AVAILABLE DATA —
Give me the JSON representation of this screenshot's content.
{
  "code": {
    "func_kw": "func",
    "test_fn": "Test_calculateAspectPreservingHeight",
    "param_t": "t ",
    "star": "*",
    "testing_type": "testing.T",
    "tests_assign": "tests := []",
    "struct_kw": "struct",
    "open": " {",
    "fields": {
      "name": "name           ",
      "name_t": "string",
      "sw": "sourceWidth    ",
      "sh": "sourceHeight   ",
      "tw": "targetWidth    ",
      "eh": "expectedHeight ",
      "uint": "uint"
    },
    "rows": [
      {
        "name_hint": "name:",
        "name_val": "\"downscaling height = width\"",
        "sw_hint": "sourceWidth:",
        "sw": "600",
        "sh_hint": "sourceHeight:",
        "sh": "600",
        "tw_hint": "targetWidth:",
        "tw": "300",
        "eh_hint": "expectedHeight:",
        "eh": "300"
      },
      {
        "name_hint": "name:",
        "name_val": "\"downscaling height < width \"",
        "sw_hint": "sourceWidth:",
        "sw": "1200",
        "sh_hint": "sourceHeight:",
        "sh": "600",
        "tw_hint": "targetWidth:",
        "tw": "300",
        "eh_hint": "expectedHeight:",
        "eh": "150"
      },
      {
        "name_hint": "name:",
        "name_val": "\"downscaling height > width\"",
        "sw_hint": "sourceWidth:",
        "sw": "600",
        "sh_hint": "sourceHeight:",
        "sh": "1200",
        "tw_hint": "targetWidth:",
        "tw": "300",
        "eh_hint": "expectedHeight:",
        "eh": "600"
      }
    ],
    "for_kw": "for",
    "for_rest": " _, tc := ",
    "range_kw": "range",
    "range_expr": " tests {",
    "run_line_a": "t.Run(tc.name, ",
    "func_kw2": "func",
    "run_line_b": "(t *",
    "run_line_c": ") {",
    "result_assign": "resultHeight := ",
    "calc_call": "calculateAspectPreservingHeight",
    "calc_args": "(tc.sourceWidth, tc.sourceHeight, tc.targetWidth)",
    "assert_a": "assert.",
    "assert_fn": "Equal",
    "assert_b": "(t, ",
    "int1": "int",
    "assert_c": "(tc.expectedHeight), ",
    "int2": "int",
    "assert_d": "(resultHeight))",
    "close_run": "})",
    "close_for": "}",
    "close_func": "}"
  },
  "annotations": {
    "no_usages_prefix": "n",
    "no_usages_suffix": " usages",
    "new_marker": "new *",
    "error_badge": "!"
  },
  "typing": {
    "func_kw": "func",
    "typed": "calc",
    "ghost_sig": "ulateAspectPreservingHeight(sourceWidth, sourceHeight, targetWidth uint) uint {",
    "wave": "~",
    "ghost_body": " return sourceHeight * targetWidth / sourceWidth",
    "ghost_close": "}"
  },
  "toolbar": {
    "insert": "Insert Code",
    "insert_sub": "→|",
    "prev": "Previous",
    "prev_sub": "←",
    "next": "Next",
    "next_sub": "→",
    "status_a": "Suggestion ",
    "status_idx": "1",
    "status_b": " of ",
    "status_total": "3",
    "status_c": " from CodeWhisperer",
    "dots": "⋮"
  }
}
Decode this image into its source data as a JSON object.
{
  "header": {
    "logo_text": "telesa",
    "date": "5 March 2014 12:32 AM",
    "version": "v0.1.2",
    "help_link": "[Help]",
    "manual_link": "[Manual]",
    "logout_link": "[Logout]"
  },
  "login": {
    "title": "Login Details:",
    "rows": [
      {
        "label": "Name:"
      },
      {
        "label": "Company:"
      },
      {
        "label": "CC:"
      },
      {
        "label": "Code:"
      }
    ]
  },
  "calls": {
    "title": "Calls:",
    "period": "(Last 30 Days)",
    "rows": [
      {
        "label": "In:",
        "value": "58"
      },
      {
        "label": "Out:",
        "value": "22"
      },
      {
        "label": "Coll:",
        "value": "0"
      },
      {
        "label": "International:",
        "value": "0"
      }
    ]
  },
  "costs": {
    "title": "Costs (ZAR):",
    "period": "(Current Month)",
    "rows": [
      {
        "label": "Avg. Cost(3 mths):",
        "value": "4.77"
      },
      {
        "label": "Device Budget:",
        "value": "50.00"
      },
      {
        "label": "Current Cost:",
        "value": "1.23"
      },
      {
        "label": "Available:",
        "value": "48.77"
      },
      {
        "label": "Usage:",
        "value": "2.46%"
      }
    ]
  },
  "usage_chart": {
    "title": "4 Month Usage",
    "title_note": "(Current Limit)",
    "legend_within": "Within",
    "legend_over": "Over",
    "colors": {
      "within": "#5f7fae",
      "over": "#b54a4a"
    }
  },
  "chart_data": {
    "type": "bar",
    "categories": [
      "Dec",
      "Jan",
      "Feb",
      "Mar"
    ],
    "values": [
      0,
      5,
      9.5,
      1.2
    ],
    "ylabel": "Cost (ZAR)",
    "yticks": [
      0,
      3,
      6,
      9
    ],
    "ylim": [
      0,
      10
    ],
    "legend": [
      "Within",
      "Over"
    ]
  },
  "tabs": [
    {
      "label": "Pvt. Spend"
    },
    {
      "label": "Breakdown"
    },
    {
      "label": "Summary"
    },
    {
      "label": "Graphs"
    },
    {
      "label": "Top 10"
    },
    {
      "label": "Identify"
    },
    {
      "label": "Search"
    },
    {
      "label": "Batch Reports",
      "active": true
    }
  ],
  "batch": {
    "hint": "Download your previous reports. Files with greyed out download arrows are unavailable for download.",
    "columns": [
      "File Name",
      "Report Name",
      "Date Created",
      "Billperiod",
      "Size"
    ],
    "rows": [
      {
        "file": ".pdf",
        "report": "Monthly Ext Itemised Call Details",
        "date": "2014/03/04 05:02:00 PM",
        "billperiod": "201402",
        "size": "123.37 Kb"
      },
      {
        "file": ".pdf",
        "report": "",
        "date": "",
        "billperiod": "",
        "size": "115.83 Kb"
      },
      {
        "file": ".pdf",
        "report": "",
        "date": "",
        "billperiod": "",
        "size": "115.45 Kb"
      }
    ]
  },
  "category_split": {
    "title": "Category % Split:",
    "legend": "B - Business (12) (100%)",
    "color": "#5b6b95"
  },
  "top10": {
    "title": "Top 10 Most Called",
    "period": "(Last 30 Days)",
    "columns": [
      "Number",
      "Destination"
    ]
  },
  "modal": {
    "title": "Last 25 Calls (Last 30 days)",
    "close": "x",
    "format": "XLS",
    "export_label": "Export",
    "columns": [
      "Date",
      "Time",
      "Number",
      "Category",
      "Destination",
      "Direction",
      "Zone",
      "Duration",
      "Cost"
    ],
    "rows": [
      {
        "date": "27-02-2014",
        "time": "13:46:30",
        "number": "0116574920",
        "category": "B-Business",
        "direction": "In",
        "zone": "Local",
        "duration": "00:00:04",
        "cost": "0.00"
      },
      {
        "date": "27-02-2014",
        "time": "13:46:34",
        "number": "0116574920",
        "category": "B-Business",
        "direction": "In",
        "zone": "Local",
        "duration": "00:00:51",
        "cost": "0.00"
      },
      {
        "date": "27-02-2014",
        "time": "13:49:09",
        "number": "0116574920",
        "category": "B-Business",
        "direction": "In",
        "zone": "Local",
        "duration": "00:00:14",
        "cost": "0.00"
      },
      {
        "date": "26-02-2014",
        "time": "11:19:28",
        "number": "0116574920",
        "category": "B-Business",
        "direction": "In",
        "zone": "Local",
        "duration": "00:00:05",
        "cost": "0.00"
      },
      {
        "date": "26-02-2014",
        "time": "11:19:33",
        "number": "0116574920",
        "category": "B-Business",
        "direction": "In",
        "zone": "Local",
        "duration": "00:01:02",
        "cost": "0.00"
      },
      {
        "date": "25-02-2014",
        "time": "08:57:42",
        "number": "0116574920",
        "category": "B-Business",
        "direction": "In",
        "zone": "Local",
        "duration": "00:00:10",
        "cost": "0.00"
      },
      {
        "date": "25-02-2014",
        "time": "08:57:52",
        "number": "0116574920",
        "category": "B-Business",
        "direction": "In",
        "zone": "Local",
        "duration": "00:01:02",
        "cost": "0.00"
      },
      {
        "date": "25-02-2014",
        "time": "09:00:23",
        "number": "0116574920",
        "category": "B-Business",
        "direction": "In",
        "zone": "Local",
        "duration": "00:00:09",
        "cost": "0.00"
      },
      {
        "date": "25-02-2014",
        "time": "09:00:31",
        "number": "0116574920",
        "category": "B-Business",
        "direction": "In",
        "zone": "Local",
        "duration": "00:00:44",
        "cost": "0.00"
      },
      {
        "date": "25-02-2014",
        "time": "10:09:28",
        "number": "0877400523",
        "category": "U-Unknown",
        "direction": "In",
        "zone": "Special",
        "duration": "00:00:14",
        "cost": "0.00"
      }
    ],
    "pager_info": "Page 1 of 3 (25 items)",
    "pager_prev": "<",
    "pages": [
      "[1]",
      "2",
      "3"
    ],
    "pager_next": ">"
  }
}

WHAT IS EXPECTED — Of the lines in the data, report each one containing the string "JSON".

WRITTEN ANSWER —
Give me the JSON representation of this screenshot's content.
Decode this image into its source data as a JSON object.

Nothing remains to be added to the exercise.